WORK REQUEST:
Return each entry exactly, with none missing.

RECORDS FOR THE EXERCISE:
+++
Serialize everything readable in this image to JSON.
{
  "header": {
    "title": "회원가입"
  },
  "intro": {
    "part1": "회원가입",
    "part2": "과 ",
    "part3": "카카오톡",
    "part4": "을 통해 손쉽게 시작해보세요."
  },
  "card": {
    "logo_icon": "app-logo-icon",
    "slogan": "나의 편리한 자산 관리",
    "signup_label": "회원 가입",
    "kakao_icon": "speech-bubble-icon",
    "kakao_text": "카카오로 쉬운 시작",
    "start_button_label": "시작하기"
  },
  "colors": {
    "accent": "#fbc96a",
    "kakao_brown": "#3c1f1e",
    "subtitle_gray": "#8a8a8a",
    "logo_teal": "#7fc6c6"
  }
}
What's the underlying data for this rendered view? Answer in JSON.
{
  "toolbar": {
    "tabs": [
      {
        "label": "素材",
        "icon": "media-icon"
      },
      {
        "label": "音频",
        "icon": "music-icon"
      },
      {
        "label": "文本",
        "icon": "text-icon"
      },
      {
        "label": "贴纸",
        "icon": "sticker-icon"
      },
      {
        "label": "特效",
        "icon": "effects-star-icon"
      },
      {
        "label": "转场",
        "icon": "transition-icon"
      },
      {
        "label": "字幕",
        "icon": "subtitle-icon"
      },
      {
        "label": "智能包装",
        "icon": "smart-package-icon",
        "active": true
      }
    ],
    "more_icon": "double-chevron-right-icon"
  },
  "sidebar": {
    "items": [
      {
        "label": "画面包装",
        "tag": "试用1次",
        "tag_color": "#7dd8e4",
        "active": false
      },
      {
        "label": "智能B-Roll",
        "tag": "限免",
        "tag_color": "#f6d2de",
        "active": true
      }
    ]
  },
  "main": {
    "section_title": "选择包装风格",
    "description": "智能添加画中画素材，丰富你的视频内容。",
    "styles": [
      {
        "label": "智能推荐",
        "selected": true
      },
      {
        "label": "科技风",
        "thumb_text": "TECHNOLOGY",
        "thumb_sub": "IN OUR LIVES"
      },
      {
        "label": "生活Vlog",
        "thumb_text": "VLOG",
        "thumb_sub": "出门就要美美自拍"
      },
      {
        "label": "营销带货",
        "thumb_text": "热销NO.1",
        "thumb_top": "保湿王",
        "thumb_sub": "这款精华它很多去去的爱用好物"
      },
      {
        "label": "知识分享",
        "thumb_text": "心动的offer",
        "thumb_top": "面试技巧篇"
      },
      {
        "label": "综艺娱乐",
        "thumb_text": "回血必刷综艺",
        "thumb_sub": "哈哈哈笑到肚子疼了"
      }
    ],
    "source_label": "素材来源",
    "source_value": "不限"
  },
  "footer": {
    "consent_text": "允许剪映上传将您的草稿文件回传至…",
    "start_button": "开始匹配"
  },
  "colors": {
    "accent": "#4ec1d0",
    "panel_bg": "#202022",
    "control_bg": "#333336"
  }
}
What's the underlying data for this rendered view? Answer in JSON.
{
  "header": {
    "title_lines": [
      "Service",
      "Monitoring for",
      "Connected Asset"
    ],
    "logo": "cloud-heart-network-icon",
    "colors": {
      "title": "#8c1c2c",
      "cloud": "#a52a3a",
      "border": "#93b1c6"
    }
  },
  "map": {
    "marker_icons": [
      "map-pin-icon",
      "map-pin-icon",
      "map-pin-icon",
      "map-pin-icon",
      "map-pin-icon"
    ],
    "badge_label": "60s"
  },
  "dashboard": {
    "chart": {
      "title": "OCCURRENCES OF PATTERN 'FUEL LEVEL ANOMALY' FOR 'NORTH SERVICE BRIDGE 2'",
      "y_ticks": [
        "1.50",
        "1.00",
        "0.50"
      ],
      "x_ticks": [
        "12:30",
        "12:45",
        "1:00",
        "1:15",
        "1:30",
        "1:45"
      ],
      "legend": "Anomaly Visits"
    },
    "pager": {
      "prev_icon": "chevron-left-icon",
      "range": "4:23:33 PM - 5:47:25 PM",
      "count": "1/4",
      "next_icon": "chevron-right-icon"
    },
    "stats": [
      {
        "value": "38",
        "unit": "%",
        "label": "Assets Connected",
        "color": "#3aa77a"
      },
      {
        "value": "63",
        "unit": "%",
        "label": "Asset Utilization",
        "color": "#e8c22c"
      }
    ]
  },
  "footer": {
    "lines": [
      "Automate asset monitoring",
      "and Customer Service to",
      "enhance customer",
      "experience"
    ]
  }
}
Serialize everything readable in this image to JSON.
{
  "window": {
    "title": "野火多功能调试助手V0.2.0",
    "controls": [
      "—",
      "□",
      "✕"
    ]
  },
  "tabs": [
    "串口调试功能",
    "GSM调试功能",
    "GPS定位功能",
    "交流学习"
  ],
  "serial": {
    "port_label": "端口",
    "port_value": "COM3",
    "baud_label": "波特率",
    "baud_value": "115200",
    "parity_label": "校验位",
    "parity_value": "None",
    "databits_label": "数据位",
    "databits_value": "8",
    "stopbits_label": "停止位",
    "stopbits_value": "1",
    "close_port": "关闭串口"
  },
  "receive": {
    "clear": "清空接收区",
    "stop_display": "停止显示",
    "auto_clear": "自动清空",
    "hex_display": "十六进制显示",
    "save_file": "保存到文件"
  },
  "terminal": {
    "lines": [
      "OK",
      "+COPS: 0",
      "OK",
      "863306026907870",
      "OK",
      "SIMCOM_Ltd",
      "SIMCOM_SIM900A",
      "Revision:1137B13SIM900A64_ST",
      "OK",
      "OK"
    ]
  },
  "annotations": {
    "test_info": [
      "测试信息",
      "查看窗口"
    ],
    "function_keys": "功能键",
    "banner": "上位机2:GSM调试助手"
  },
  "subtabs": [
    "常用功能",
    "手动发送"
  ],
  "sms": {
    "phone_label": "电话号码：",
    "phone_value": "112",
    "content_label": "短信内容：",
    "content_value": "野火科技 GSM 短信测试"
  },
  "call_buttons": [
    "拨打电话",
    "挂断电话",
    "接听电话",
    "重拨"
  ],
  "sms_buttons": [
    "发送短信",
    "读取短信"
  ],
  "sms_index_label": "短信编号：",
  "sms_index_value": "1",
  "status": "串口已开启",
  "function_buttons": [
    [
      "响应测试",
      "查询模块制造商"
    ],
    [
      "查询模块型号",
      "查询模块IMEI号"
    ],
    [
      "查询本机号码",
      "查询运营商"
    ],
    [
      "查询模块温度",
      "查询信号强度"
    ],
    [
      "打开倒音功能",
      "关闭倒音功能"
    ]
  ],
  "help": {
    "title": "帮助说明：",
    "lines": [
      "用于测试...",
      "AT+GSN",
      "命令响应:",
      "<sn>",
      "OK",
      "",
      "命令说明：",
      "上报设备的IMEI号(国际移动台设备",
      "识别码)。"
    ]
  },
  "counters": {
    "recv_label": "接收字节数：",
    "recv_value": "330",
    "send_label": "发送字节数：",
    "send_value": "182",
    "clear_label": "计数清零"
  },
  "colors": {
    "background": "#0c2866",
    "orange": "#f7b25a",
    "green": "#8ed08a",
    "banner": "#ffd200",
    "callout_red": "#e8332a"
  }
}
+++
ANSWER SECTION:
Serialize everything readable in this image to JSON.
{
  "header": {
    "title": "회원가입"
  },
  "intro": {
    "part1": "회원가입",
    "part2": "과 ",
    "part3": "카카오톡",
    "part4": "을 통해 손쉽게 시작해보세요."
  },
  "card": {
    "logo_icon": "app-logo-icon",
    "slogan": "나의 편리한 자산 관리",
    "signup_label": "회원 가입",
    "kakao_icon": "speech-bubble-icon",
    "kakao_text": "카카오로 쉬운 시작",
    "start_button_label": "시작하기"
  },
  "colors": {
    "accent": "#fbc96a",
    "kakao_brown": "#3c1f1e",
    "subtitle_gray": "#8a8a8a",
    "logo_teal": "#7fc6c6"
  }
}
What's the underlying data for this rendered view? Answer in JSON.
{
  "toolbar": {
    "tabs": [
      {
        "label": "素材",
        "icon": "media-icon"
      },
      {
        "label": "音频",
        "icon": "music-icon"
      },
      {
        "label": "文本",
        "icon": "text-icon"
      },
      {
        "label": "贴纸",
        "icon": "sticker-icon"
      },
      {
        "label": "特效",
        "icon": "effects-star-icon"
      },
      {
        "label": "转场",
        "icon": "transition-icon"
      },
      {
        "label": "字幕",
        "icon": "subtitle-icon"
      },
      {
        "label": "智能包装",
        "icon": "smart-package-icon",
        "active": true
      }
    ],
    "more_icon": "double-chevron-right-icon"
  },
  "sidebar": {
    "items": [
      {
        "label": "画面包装",
        "tag": "试用1次",
        "tag_color": "#7dd8e4",
        "active": false
      },
      {
        "label": "智能B-Roll",
        "tag": "限免",
        "tag_color": "#f6d2de",
        "active": true
      }
    ]
  },
  "main": {
    "section_title": "选择包装风格",
    "description": "智能添加画中画素材，丰富你的视频内容。",
    "styles": [
      {
        "label": "智能推荐",
        "selected": true
      },
      {
        "label": "科技风",
        "thumb_text": "TECHNOLOGY",
        "thumb_sub": "IN OUR LIVES"
      },
      {
        "label": "生活Vlog",
        "thumb_text": "VLOG",
        "thumb_sub": "出门就要美美自拍"
      },
      {
        "label": "营销带货",
        "thumb_text": "热销NO.1",
        "thumb_top": "保湿王",
        "thumb_sub": "这款精华它很多去去的爱用好物"
      },
      {
        "label": "知识分享",
        "thumb_text": "心动的offer",
        "thumb_top": "面试技巧篇"
      },
      {
        "label": "综艺娱乐",
        "thumb_text": "回血必刷综艺",
        "thumb_sub": "哈哈哈笑到肚子疼了"
      }
    ],
    "source_label": "素材来源",
    "source_value": "不限"
  },
  "footer": {
    "consent_text": "允许剪映上传将您的草稿文件回传至…",
    "start_button": "开始匹配"
  },
  "colors": {
    "accent": "#4ec1d0",
    "panel_bg": "#202022",
    "control_bg": "#333336"
  }
}
What's the underlying data for this rendered view? Answer in JSON.
{
  "header": {
    "title_lines": [
      "Service",
      "Monitoring for",
      "Connected Asset"
    ],
    "logo": "cloud-heart-network-icon",
    "colors": {
      "title": "#8c1c2c",
      "cloud": "#a52a3a",
      "border": "#93b1c6"
    }
  },
  "map": {
    "marker_icons": [
      "map-pin-icon",
      "map-pin-icon",
      "map-pin-icon",
      "map-pin-icon",
      "map-pin-icon"
    ],
    "badge_label": "60s"
  },
  "dashboard": {
    "chart": {
      "title": "OCCURRENCES OF PATTERN 'FUEL LEVEL ANOMALY' FOR 'NORTH SERVICE BRIDGE 2'",
      "y_ticks": [
        "1.50",
        "1.00",
        "0.50"
      ],
      "x_ticks": [
        "12:30",
        "12:45",
        "1:00",
        "1:15",
        "1:30",
        "1:45"
      ],
      "legend": "Anomaly Visits"
    },
    "pager": {
      "prev_icon": "chevron-left-icon",
      "range": "4:23:33 PM - 5:47:25 PM",
      "count": "1/4",
      "next_icon": "chevron-right-icon"
    },
    "stats": [
      {
        "value": "38",
        "unit": "%",
        "label": "Assets Connected",
        "color": "#3aa77a"
      },
      {
        "value": "63",
        "unit": "%",
        "label": "Asset Utilization",
        "color": "#e8c22c"
      }
    ]
  },
  "footer": {
    "lines": [
      "Automate asset monitoring",
      "and Customer Service to",
      "enhance customer",
      "experience"
    ]
  }
}
Serialize everything readable in this image to JSON.
{
  "window": {
    "title": "野火多功能调试助手V0.2.0",
    "controls": [
      "—",
      "□",
      "✕"
    ]
  },
  "tabs": [
    "串口调试功能",
    "GSM调试功能",
    "GPS定位功能",
    "交流学习"
  ],
  "serial": {
    "port_label": "端口",
    "port_value": "COM3",
    "baud_label": "波特率",
    "baud_value": "115200",
    "parity_label": "校验位",
    "parity_value": "None",
    "databits_label": "数据位",
    "databits_value": "8",
    "stopbits_label": "停止位",
    "stopbits_value": "1",
    "close_port": "关闭串口"
  },
  "receive": {
    "clear": "清空接收区",
    "stop_display": "停止显示",
    "auto_clear": "自动清空",
    "hex_display": "十六进制显示",
    "save_file": "保存到文件"
  },
  "terminal": {
    "lines": [
      "OK",
      "+COPS: 0",
      "OK",
      "863306026907870",
      "OK",
      "SIMCOM_Ltd",
      "SIMCOM_SIM900A",
      "Revision:1137B13SIM900A64_ST",
      "OK",
      "OK"
    ]
  },
  "annotations": {
    "test_info": [
      "测试信息",
      "查看窗口"
    ],
    "function_keys": "功能键",
    "banner": "上位机2:GSM调试助手"
  },
  "subtabs": [
    "常用功能",
    "手动发送"
  ],
  "sms": {
    "phone_label": "电话号码：",
    "phone_value": "112",
    "content_label": "短信内容：",
    "content_value": "野火科技 GSM 短信测试"
  },
  "call_buttons": [
    "拨打电话",
    "挂断电话",
    "接听电话",
    "重拨"
  ],
  "sms_buttons": [
    "发送短信",
    "读取短信"
  ],
  "sms_index_label": "短信编号：",
  "sms_index_value": "1",
  "status": "串口已开启",
  "function_buttons": [
    [
      "响应测试",
      "查询模块制造商"
    ],
    [
      "查询模块型号",
      "查询模块IMEI号"
    ],
    [
      "查询本机号码",
      "查询运营商"
    ],
    [
      "查询模块温度",
      "查询信号强度"
    ],
    [
      "打开倒音功能",
      "关闭倒音功能"
    ]
  ],
  "help": {
    "title": "帮助说明：",
    "lines": [
      "用于测试...",
      "AT+GSN",
      "命令响应:",
      "<sn>",
      "OK",
      "",
      "命令说明：",
      "上报设备的IMEI号(国际移动台设备",
      "识别码)。"
    ]
  },
  "counters": {
    "recv_label": "接收字节数：",
    "recv_value": "330",
    "send_label": "发送字节数：",
    "send_value": "182",
    "clear_label": "计数清零"
  },
  "colors": {
    "background": "#0c2866",
    "orange": "#f7b25a",
    "green": "#8ed08a",
    "banner": "#ffd200",
    "callout_red": "#e8332a"
  }
}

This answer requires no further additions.